FaR Property Company (FPC) Limited, a property investment company listed on the Botswana Stock Exchange, has recently announced its exceptional financial results for the year 2023. The company’s property asset value has risen to P1.47 billion, up from P1.42 billion in the previous year.
FPC has a diverse portfolio of properties, including retail, commercial, industrial, and residential properties in Botswana, South Africa, and Zambia. The company owns a total of 186 properties, generating rental revenues from various sectors. In 2023, the company recorded rental revenues of P11 million from residential properties, P62 million from industrial properties, and P89 million from commercial properties. Overall, the company’s total revenues increased by 9% to P153 million, while profit before tax increased by 22% to P136 million, and operating profit increased by 11% to P139 million.
One notable achievement for FPC is the low vacancy rate across its properties, which stands at only 6%. This is particularly impressive considering the challenging trading environment. The company attributes this success to effective lease management and the leasing of previously vacant properties in South Africa.
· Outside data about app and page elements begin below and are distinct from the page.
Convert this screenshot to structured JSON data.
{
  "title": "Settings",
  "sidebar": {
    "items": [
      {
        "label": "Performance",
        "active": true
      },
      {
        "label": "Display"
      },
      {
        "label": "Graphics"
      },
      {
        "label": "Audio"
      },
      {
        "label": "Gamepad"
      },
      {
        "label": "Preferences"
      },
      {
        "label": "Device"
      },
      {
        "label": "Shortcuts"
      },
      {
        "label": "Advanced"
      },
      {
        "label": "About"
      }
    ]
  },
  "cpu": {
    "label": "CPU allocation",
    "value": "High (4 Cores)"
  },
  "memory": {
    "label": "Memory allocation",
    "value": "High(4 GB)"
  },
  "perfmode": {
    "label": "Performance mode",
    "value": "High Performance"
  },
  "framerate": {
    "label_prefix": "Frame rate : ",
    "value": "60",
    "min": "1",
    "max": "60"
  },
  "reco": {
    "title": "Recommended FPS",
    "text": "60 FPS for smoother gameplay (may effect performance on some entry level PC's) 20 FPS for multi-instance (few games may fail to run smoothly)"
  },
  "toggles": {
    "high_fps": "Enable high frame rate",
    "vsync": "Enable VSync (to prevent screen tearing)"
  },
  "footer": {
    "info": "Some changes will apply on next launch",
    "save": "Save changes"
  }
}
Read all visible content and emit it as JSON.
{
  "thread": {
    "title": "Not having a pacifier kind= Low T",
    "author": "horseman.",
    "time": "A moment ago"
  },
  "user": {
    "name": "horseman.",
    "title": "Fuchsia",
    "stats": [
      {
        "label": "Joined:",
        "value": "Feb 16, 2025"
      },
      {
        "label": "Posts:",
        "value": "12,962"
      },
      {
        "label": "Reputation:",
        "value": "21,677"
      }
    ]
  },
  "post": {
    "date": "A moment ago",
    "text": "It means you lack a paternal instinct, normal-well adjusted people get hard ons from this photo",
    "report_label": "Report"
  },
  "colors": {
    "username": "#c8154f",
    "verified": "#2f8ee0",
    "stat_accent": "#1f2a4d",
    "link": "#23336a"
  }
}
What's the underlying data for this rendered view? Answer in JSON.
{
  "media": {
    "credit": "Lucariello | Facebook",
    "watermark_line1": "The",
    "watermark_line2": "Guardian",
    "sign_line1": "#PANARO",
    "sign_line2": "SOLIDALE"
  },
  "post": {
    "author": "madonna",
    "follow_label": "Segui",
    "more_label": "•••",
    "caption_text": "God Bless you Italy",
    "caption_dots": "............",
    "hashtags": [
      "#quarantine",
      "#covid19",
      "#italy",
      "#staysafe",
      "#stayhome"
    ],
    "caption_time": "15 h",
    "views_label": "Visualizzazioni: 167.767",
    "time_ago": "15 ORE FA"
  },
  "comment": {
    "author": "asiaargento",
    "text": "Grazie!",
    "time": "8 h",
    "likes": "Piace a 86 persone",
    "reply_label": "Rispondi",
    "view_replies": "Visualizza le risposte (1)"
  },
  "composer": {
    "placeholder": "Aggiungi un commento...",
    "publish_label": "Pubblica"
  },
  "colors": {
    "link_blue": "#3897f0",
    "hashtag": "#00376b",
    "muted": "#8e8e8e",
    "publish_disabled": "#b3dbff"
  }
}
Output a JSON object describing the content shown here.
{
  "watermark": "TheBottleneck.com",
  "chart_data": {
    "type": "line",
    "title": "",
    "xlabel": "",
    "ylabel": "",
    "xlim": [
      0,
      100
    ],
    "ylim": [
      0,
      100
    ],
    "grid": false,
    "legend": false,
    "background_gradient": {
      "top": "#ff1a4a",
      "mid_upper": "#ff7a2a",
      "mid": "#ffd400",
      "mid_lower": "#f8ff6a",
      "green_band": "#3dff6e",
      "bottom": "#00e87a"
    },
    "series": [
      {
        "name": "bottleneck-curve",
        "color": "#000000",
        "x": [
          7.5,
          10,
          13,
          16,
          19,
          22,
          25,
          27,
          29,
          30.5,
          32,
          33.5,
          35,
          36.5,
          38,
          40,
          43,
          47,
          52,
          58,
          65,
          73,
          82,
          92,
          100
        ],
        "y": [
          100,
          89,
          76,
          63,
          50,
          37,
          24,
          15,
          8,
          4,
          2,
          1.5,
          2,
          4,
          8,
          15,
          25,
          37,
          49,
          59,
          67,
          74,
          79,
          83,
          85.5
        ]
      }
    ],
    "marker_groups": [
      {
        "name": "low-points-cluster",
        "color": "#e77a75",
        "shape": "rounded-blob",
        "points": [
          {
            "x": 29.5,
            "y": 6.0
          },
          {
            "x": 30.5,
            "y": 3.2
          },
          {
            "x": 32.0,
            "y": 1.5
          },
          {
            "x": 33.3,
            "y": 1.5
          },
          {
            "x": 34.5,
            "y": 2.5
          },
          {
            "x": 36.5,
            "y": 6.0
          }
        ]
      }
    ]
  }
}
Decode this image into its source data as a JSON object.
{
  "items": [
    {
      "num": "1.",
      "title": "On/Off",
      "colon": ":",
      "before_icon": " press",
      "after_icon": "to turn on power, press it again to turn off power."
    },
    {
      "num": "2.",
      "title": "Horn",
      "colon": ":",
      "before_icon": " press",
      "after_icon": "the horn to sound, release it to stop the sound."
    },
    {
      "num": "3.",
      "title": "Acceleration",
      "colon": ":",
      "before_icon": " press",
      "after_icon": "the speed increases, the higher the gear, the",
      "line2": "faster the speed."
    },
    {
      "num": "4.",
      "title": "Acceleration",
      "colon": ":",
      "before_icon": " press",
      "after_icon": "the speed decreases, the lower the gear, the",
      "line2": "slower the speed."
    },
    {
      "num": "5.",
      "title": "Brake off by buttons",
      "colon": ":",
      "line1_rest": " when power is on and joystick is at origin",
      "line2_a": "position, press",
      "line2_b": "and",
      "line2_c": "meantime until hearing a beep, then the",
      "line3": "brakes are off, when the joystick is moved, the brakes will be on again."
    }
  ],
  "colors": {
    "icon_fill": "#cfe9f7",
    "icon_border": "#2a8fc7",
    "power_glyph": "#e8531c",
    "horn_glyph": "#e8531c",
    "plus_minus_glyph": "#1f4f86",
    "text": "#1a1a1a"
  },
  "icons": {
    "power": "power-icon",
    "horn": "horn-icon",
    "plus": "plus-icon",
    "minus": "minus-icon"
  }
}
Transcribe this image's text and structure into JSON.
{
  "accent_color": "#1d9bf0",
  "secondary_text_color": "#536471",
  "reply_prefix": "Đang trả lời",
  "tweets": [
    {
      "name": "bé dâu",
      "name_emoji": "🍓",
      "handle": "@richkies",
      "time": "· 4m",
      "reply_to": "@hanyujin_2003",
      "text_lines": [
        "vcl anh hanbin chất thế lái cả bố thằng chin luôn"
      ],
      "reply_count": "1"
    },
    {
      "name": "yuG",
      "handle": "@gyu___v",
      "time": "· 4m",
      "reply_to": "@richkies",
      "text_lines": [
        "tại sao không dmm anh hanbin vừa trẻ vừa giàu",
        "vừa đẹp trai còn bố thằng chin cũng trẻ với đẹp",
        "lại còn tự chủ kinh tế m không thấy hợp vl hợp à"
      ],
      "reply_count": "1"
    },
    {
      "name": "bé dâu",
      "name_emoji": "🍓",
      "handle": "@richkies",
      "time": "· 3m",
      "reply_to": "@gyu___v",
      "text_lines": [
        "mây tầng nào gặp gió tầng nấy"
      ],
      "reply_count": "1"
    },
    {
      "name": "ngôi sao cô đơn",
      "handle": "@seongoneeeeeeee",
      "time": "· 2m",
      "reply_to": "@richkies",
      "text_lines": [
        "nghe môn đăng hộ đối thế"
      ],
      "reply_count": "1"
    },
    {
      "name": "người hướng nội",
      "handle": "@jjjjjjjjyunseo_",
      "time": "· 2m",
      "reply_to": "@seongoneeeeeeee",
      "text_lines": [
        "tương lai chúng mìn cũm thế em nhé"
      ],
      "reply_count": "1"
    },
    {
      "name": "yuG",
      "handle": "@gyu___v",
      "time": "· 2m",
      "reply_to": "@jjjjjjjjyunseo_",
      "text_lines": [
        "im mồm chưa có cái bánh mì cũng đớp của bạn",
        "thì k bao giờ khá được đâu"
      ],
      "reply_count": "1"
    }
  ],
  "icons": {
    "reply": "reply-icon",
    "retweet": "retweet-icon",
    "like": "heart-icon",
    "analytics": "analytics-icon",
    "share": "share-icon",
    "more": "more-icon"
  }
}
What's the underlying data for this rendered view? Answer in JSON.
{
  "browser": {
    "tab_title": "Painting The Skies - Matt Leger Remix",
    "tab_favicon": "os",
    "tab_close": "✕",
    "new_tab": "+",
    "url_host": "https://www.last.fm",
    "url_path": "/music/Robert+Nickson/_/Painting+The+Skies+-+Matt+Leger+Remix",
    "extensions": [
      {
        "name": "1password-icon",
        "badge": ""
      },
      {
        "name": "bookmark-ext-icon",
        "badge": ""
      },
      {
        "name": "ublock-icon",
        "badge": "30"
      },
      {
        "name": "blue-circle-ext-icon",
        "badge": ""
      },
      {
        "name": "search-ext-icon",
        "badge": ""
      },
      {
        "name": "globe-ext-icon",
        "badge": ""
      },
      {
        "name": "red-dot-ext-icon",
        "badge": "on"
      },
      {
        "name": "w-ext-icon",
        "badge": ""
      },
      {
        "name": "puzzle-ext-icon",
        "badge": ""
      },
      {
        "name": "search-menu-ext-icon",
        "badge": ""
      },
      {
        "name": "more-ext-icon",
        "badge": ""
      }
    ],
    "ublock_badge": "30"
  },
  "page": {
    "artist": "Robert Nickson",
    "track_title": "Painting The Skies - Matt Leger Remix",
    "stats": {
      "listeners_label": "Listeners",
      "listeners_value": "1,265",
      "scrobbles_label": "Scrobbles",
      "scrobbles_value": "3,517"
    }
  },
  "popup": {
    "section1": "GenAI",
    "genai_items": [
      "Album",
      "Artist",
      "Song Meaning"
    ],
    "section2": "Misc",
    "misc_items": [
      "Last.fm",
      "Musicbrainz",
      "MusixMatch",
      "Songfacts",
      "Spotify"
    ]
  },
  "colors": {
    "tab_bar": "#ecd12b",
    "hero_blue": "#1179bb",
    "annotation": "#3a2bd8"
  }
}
FPC’s management expressed satisfaction with the results, highlighting the resilience of the company in the face of ongoing macroeconomic challenges.
The increase in profit before tax can be attributed to both an increase in income and effective control of operating expenses. FPC managed to achieve these results with fewer employees, demonstrating the company’s efficiency. The headline earnings per linked unit also saw an improvement, reaching 26.92 thebe, higher than the previous year.
Looking ahead, FPC remains confident in its competitiveness and growth prospects. The company possesses a substantial land bank, which it plans to develop strategically as opportunities arise. FPC aims for managed growth, focusing on consumer-driven developments and ensuring the presence of supportive tenants. By maintaining this approach, the company believes it can sustainably grow its property portfolio and remain competitive in the market.
In terms of the macroeconomic environment, FPC noted that inflation rates are decreasing towards the 3% to 6% range approved by the Bank of Botswana. This is positive news for the company, as it hopes for further decreases in interest rates. However, the fluctuating fuel prices, influenced by global events such as the war in Ukraine and oil output reductions by Russia and other Middle Eastern countries, continue to impact businesses, including some of FPC’s tenants.
FPC’s property portfolio includes notable assets such as a shopping mall in Francistown with Choppies Hyper as the anchor tenant, Borogo Mall located on the A33 main road near the Kazungula ferry crossing, and various industrial and commercial properties in Gaborone leased to Choppies, Senn Foods, and Clover Botswana. The company also owns a shopping mall in Mafikeng and Rustenburg in South Africa.
The majority of FPC’s properties, 85%, are located in Botswana, followed by 12% in South Africa and 3% in Zambia. With its strong financial performance, competitive position, and strategic land bank, FPC is well-positioned for continued growth and success in the property market.